Carolyn L. Bates follows famous architectural photographer Ezra Stoller

In 1941 Ezra Stoller, internationally known architectural photographer, shot St Marks Church in Burlington, Vt, for the local architectural firm Freeman French Freeman.  AIA of VT

has just presented one of its top awards for design to FFF for this church.  Congratulations FFF. 

Being the first catholic church to have a central altar with seating on all four sides, and the first shaped like a cross, it shocked the catholic world and became world famous. The story even made the headlines of the NY Times!

Now, Carolyn L. Bates, (that is me) was awarded the job to rephotograph this church for the same client Ezra had, FFF.  

I studied under Ezra at Harvard Univ. in the 1980's.  He was a genius. With an incredible gift for finding just the right mood and camera angle for each building.  Now it was up to me, to work after him, to not copy his images, yet find something very unique that expressed the church as it stands today. I wandered around and around the inside of the church, seeking a new angle, yet still showing the altar in the center, and the seating on all four sides, and the skylight above. It took me many attempts, starting first with Ezra's original interior images and slowly moving around, to find a new one.  

I used Ezra's principles for the exterior. I visited the church many times during the day to see how the light fell on it, how various features would be highlighted or hidden in shadow.  How the trees worked around it. And how I could include all the items that my client, FFF wanted.

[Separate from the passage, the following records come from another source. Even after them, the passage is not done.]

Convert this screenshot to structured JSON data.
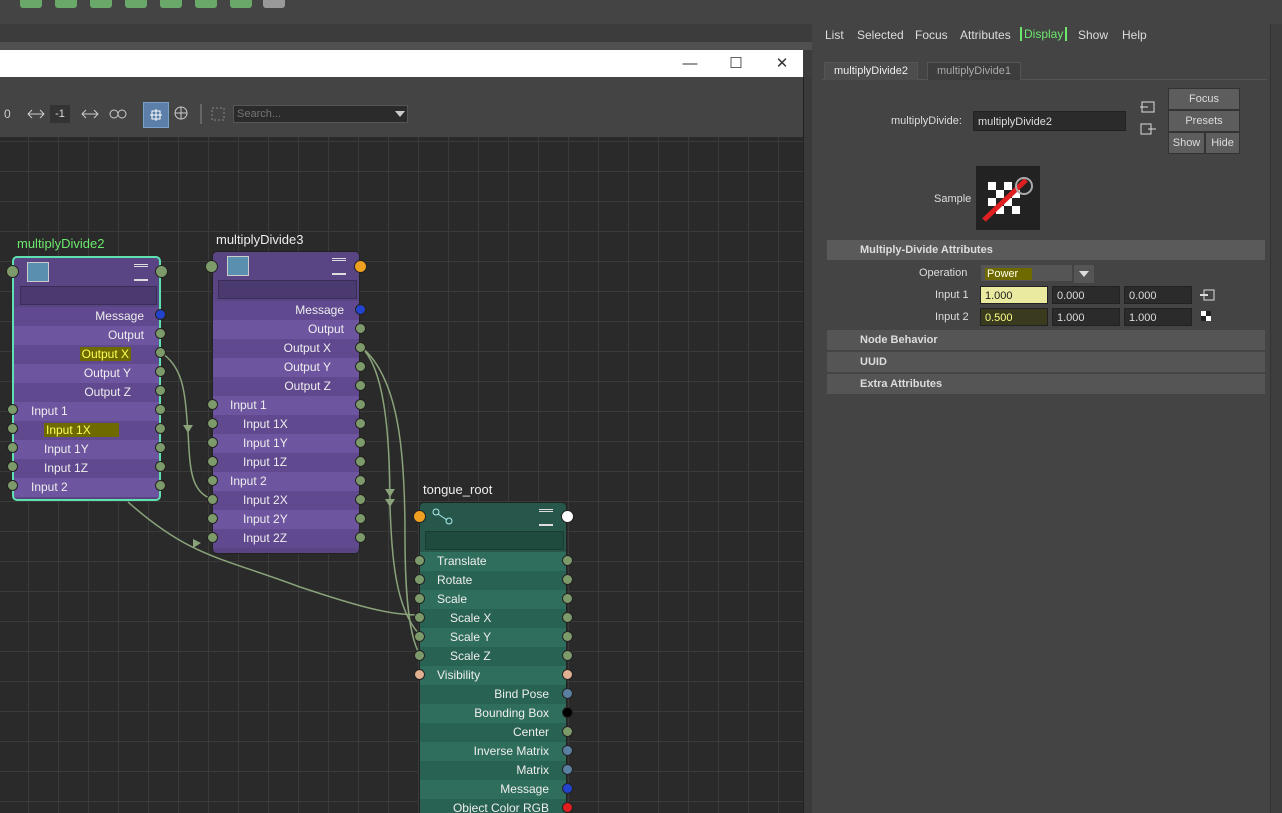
{
  "right_panel": {
    "menu": [
      "List",
      "Selected",
      "Focus",
      "Attributes",
      "Display",
      "Show",
      "Help"
    ],
    "tabs": [
      "multiplyDivide2",
      "multiplyDivide1"
    ],
    "node_label": "multiplyDivide:",
    "node_value": "multiplyDivide2",
    "focus": "Focus",
    "presets": "Presets",
    "show": "Show",
    "hide": "Hide",
    "sample_label": "Sample",
    "section_main": "Multiply-Divide Attributes",
    "operation_label": "Operation",
    "operation_value": "Power",
    "input1_label": "Input 1",
    "input1_values": [
      "1.000",
      "0.000",
      "0.000"
    ],
    "input2_label": "Input 2",
    "input2_values": [
      "0.500",
      "1.000",
      "1.000"
    ],
    "sections": [
      "Node Behavior",
      "UUID",
      "Extra Attributes"
    ]
  },
  "window": {
    "minimize": "—",
    "maximize": "☐",
    "close": "✕"
  },
  "toolbar": {
    "zoom_value": "0",
    "frame_value": "-1",
    "search_placeholder": "Search..."
  },
  "nodes": {
    "md2": {
      "title": "multiplyDivide2",
      "rows": [
        "Message",
        "Output",
        "Output X",
        "Output Y",
        "Output Z",
        "Input 1",
        "Input 1X",
        "Input 1Y",
        "Input 1Z",
        "Input 2"
      ]
    },
    "md3": {
      "title": "multiplyDivide3",
      "rows": [
        "Message",
        "Output",
        "Output X",
        "Output Y",
        "Output Z",
        "Input 1",
        "Input 1X",
        "Input 1Y",
        "Input 1Z",
        "Input 2",
        "Input 2X",
        "Input 2Y",
        "Input 2Z"
      ]
    },
    "tongue": {
      "title": "tongue_root",
      "rows": [
        "Translate",
        "Rotate",
        "Scale",
        "Scale X",
        "Scale Y",
        "Scale Z",
        "Visibility",
        "Bind Pose",
        "Bounding Box",
        "Center",
        "Inverse Matrix",
        "Matrix",
        "Message",
        "Object Color RGB"
      ]
    }
  },
  "colors": {
    "highlight": "#e6e600",
    "selected_node_border": "#5fe0b0",
    "display_accent": "#6ce86c"
  }
}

On the third day I went out, with still no real success, even standing out in the middle of North Avenue, two young men asked what I was doing.  Off of work for the day, and being "tree men for landscapers" they soon saw a solution. They hopped up very high and gently pulled branches out of my way on two trees so I could shoot the angle I wanted.  Was I lucky!  Thank you Ezra for all that I have learned from you.  I am humbled to be following in your footsteps.